Start of Records shown

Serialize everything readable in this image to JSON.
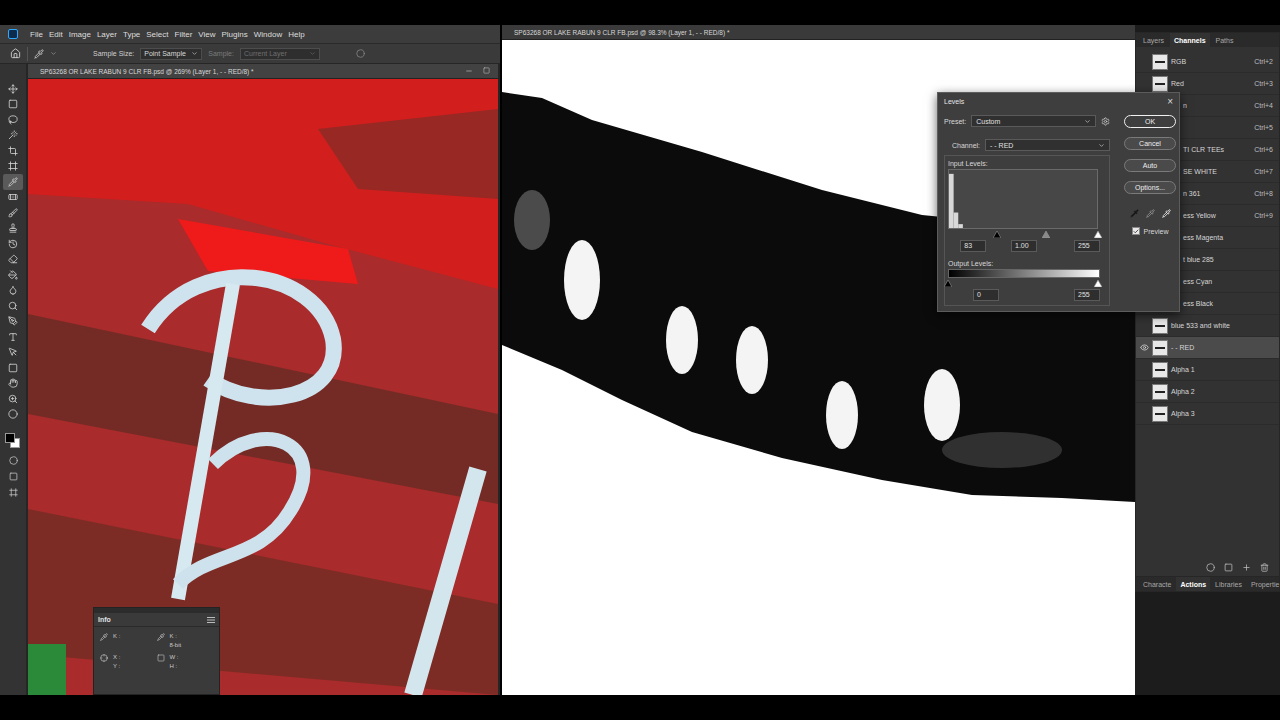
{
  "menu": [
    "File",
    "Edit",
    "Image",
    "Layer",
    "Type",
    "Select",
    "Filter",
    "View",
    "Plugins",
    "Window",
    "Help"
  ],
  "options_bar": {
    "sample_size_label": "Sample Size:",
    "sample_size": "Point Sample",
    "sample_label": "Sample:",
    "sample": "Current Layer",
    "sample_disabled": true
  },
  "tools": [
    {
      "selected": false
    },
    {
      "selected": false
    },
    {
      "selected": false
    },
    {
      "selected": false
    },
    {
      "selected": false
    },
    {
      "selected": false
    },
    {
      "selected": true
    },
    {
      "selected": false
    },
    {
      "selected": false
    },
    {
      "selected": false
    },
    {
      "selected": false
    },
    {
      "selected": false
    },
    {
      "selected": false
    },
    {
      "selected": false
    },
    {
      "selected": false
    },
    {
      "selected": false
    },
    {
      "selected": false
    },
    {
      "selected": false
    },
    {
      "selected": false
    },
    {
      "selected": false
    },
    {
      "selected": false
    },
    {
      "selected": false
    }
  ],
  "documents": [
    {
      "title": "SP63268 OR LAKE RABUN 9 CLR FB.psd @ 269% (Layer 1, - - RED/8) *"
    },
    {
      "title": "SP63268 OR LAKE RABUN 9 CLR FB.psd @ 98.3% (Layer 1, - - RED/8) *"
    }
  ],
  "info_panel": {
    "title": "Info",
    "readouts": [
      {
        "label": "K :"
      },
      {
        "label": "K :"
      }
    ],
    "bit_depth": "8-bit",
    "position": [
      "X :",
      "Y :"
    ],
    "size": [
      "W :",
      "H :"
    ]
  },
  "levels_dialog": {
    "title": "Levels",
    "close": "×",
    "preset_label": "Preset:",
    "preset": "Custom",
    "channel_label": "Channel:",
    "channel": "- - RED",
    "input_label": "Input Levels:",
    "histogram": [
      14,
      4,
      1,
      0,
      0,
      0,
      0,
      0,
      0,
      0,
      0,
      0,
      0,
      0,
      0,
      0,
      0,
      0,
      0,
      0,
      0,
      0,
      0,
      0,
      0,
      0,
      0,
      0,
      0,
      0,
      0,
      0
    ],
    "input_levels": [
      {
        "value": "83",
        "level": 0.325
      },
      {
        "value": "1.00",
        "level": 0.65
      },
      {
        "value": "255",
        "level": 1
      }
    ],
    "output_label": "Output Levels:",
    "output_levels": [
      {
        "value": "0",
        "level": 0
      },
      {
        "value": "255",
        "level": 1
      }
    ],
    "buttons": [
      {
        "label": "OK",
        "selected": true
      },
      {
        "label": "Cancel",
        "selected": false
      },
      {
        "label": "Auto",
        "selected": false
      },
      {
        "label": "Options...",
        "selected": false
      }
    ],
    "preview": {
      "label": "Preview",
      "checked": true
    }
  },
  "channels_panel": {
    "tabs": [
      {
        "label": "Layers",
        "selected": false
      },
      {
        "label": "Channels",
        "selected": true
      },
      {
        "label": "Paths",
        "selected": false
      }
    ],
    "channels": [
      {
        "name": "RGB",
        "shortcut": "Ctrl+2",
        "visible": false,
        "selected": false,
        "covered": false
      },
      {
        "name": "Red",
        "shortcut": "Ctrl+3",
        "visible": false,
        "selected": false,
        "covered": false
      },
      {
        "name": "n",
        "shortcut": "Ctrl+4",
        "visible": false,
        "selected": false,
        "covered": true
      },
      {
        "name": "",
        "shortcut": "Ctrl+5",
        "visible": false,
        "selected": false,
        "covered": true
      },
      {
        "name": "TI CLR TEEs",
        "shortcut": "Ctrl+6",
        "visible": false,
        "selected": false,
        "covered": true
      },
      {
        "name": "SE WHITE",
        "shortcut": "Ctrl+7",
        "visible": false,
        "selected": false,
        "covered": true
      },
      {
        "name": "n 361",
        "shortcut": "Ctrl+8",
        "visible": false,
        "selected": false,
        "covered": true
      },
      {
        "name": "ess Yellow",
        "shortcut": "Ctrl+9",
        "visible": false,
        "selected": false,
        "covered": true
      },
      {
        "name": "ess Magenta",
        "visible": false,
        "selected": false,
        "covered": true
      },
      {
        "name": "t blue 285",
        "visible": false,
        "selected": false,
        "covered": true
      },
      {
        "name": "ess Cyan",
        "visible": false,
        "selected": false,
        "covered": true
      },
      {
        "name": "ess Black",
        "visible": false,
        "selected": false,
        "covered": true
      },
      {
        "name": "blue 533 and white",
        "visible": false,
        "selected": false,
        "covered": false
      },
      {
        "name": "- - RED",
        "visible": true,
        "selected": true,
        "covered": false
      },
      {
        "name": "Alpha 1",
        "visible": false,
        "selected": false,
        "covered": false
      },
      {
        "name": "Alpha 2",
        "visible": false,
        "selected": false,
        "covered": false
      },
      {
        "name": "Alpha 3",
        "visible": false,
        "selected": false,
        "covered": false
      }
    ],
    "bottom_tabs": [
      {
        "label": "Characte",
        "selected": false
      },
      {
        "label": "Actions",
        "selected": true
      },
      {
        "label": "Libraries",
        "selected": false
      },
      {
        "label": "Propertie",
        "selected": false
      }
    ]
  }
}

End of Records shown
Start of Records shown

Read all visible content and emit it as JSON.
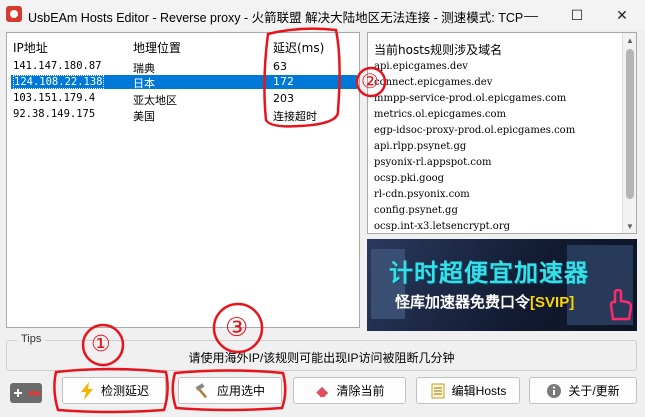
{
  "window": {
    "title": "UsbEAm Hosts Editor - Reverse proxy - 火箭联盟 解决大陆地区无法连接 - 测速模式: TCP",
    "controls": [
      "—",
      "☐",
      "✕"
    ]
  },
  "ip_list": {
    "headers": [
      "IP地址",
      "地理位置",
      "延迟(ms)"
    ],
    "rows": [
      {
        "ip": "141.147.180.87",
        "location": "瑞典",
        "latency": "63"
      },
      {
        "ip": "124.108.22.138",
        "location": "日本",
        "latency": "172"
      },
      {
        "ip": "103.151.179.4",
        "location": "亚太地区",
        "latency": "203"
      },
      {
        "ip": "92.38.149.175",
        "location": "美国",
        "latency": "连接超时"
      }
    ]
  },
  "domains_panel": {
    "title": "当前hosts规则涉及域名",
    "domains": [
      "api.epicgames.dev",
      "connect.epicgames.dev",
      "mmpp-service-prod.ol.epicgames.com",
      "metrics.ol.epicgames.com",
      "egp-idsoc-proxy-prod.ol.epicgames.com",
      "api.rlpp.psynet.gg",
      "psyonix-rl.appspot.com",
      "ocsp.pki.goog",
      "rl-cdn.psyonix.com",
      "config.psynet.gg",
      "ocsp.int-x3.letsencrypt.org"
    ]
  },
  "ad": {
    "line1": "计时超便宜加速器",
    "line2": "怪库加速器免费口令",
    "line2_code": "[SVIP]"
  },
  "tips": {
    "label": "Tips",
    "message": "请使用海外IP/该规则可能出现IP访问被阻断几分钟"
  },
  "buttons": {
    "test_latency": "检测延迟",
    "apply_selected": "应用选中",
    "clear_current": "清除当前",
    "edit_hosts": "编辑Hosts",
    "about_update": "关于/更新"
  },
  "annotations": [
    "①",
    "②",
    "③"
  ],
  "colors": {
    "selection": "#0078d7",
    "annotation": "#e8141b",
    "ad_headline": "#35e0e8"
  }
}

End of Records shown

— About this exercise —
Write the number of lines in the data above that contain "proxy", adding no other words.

— Output for this exercise —
2